Facts and Trivia- This optional feature spans the length of the film and, when activated, constantly lists all sorts of facts and trivia related to the film and the plethora of subjects touched on by the film. This trivia track actually begins with a short history of New Line Cinema, and goes on to provide information on everything from the identification of the opening music, to the place where the cast and crew grew up, scientific information about the sun, the causes for the rise in popularity of motorcycles and bicycles, the requirements to be a N.Y.F.D. firefighter, what the call sign for Ham radio users mean, an explanation of the television show MacGuyver, and a ton of other subjects. While all these facts are simply presented in white text at the bottom of the screen, it's almost too much information. Especially, if the viewer chooses to watch this feature while listening to the director's or writer's commentary track, it could very easily be too much information. Put quite simply, this feature seems, at times, to resemble VH-1's Pop Up Video on Speed. Knowing that this DVD was produced at least a month prior to its actual release, there is one rather humorous reference in this section. In reference to John's comment that he got tired of all the bullshit of baseball, the text explains about the strike in the mid-90's and the birth of interleague play, pointing out that it included a regular season game between the New York Yankees and the New York Mets, which "ordinarily would play only if both teams made it to the World Series." But how improbable would that be? The information in the fact and trivia track is incredibly thorough and on a incredible amount of subjects. While information overload is a definite possibility for anyone watching the film and/ or listening to a commentary track while watching with this feature on, it is a great addition to the DVD, and likely a sign of things to come on later DVD releases.
Deleted Scenes- The DVD contains four deleted scenes. The first scene, an alternate scene in which an adult John and a childhood Gordo talk. While in the original scene, John tells Gordo to remember "Yahoo," here, Gordo tells John that he can't tell him what to do. John then goes on the offensive and claims to be all-knowing, referring to all the nefarious deeds Gordo has committed. Then he tells him to save every penny and wait 27 years and buy Yahoo. The second scene features an extended cameo by writer Toby Emmerich as a cop in the precinct station. The third scene shows an alternate take of Frank tucking young John in by singing "Take Me Out to the Ballgame" and then sharing a moment with his wife. Finally, the fourth scene depicts the police-house confrontation between Frank and Shep, where Shep threatens Frank's family.

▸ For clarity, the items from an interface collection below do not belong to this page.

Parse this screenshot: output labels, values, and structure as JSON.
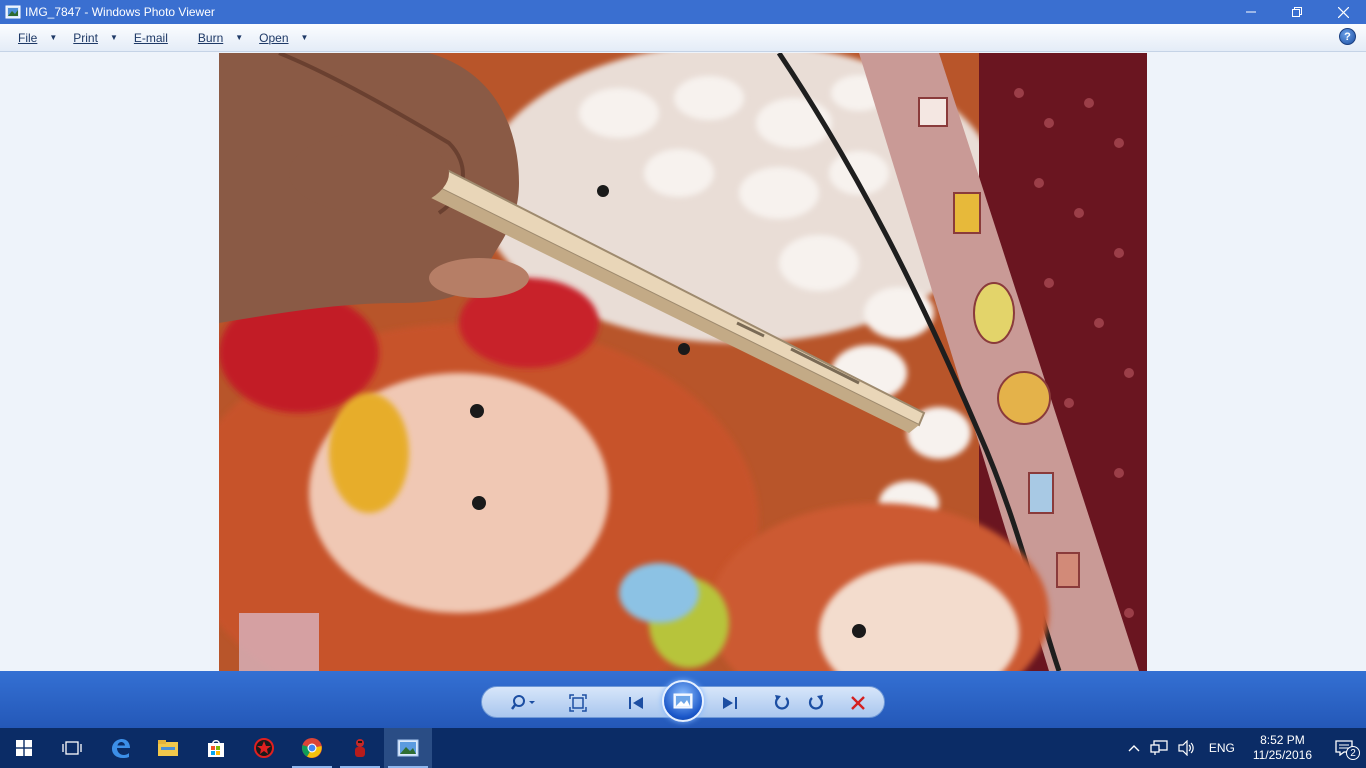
{
  "window": {
    "title": "IMG_7847 - Windows Photo Viewer"
  },
  "menu": {
    "items": [
      {
        "label": "File",
        "has_dropdown": true
      },
      {
        "label": "Print",
        "has_dropdown": true
      },
      {
        "label": "E-mail",
        "has_dropdown": false
      },
      {
        "label": "Burn",
        "has_dropdown": true
      },
      {
        "label": "Open",
        "has_dropdown": true
      }
    ],
    "help_label": "?"
  },
  "controls": {
    "zoom": "magnifier-icon",
    "actual_size": "actual-size-icon",
    "previous": "previous-icon",
    "slideshow": "slideshow-icon",
    "next": "next-icon",
    "rotate_ccw": "rotate-ccw-icon",
    "rotate_cw": "rotate-cw-icon",
    "delete": "delete-icon"
  },
  "taskbar": {
    "apps": [
      "start",
      "task-view",
      "edge",
      "file-explorer",
      "store",
      "red-app",
      "chrome",
      "game-app",
      "photo-viewer"
    ],
    "tray": {
      "language": "ENG",
      "time": "8:52 PM",
      "date": "11/25/2016",
      "notifications": "2"
    }
  },
  "colors": {
    "titlebar": "#3a6fd0",
    "controlbar": "#2d66c8",
    "taskbar": "#0b2c66",
    "delete": "#d42020"
  }
}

While the last three scenes were likely cut for length and their omission does not hurt the film, the first scene is quite funny and would have made a nice addition.
"Frequency" is a film that works on many levels. While, as stated above, the film requires a fair amount of suspension of disbelief, the script is a well-written one, and the interplay between Frank and John throughout the film works well. It is truly an enjoyable film, but will very likely make any viewer greatly miss or appreciate their father.